Output every line below exactly.

■ **Input**:
━━━━━━━━━━

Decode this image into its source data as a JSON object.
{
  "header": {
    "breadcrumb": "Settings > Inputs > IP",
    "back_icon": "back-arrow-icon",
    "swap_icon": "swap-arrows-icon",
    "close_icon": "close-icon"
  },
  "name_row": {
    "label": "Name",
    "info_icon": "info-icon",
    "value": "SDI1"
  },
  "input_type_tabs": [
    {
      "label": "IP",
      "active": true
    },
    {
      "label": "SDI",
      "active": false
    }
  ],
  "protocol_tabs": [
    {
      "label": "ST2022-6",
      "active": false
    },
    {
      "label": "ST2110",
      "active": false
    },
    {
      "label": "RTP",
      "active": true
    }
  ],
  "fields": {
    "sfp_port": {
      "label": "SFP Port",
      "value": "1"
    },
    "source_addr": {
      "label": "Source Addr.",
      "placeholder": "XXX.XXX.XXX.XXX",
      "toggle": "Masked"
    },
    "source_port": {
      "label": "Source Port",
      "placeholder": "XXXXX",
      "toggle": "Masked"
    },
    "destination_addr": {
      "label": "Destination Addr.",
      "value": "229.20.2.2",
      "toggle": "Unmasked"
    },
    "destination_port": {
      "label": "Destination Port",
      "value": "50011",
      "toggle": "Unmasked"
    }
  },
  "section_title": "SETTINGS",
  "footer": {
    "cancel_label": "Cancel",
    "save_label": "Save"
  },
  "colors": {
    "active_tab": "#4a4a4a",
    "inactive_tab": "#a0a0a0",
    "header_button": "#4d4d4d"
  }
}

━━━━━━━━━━

■ **Your response**:
Decode this image into its source data as a JSON object.
{
  "header": {
    "breadcrumb": "Settings > Inputs > IP",
    "back_icon": "back-arrow-icon",
    "swap_icon": "swap-arrows-icon",
    "close_icon": "close-icon"
  },
  "name_row": {
    "label": "Name",
    "info_icon": "info-icon",
    "value": "SDI1"
  },
  "input_type_tabs": [
    {
      "label": "IP",
      "active": true
    },
    {
      "label": "SDI",
      "active": false
    }
  ],
  "protocol_tabs": [
    {
      "label": "ST2022-6",
      "active": false
    },
    {
      "label": "ST2110",
      "active": false
    },
    {
      "label": "RTP",
      "active": true
    }
  ],
  "fields": {
    "sfp_port": {
      "label": "SFP Port",
      "value": "1"
    },
    "source_addr": {
      "label": "Source Addr.",
      "placeholder": "XXX.XXX.XXX.XXX",
      "toggle": "Masked"
    },
    "source_port": {
      "label": "Source Port",
      "placeholder": "XXXXX",
      "toggle": "Masked"
    },
    "destination_addr": {
      "label": "Destination Addr.",
      "value": "229.20.2.2",
      "toggle": "Unmasked"
    },
    "destination_port": {
      "label": "Destination Port",
      "value": "50011",
      "toggle": "Unmasked"
    }
  },
  "section_title": "SETTINGS",
  "footer": {
    "cancel_label": "Cancel",
    "save_label": "Save"
  },
  "colors": {
    "active_tab": "#4a4a4a",
    "inactive_tab": "#a0a0a0",
    "header_button": "#4d4d4d"
  }
}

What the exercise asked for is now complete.